What he does know is that with so many young people returning to the nest, the stigma of such an arrangement is rapidly diminishing. He also knows that living under one roof again is more pleasing than modern parents or emerging-adult children want to admit too loudly.
Seventy-eight percent of returnees to the nest report satisfaction with their living arrangements, Fry said. Nearly half pay rent and 89 percent say they help with household expenses. Most say that their relationship with their parents has remained good, or even improved.
And then there’s other stuff.
“I love my mom’s cooking more than anything,” Scholtz said.
“They say, ‘It’s so nice having you back here,’ ” added Martin, whose childhood bedroom has been refurnished and repainted. “I didn’t come home much in college. We have adult conversations. I really enjoy my time with them.”
Still, the young women say they’ve needed to renegotiate roles and expectations.
“I’m an adult, and I want to be responsible for myself,” said Scholtz, noting that her mom sometimes does her laundry along with the rest of the family’s.
“When you live in an apartment, you clean it and do your own cooking. I was worried that by moving home, my parents would take care of that stuff without asking me. We’ve had discussions where I’ve said, ‘You’re kind of treating me like I’m in high school again.’ But me and my parents are very close.
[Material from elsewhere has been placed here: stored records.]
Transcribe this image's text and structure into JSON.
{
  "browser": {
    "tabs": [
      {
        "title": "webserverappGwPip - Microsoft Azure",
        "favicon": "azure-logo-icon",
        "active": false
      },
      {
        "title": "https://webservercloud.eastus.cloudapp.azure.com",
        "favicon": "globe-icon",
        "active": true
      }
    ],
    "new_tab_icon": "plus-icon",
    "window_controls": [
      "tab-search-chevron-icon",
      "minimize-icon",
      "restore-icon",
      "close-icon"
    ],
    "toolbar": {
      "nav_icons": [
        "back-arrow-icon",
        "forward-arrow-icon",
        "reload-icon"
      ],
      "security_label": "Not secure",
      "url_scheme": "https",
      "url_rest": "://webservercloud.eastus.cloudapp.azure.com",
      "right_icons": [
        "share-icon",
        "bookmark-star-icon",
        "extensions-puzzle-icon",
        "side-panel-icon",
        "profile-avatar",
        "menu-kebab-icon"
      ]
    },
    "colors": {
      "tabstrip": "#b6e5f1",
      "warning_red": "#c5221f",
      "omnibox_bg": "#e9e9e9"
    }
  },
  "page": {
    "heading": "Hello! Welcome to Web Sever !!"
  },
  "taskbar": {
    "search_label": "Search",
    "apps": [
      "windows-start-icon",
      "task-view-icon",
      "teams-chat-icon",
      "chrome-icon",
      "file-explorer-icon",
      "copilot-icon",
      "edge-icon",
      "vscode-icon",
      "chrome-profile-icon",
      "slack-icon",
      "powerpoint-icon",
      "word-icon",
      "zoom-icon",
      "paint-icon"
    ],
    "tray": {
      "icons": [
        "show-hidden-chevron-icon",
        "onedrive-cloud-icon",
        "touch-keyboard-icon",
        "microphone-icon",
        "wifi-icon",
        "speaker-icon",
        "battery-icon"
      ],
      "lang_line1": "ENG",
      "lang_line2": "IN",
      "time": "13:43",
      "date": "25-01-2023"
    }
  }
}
Now they’re my roommates.”
Time is precious
Deborah Tannen isn’t surprised by that sentiment. Of the women she interviewed for her book, “You’re Wearing That? Understanding Mothers and Daughters in Conversation,” she said, “The vast majority told me they had a much better relationship with their daughters than they had with their own mothers. They used the magic word: close.
“They tell each other what’s on their minds, confide in each other and tell each other what’s going on.”
That closeness could become problematic, she noted, if a once independent daughter returns to her childhood bedroom.
“The mother says, ‘You’re not eating right; don’t stay out late,’ which she sees as caring, and the daughter sees as being criticized. She might think, ‘I’m an adult now. I can take care of myself.’ The solution, to the extent that there is one, is for mothers to try to bite their tongue as much as possible, and daughters to try to be less sensitive.”
If things go south? “Talk about it and come up with a plan,” Tannen said. “If it’s just getting on each other’s nerves, maybe you see each other less.”
A little gratitude on both ends goes a long way, too.
“Hang in there,” Martin advised. “It’s really only temporary, and you’re saving money. Enjoy it, because time with your parents is precious at this point.”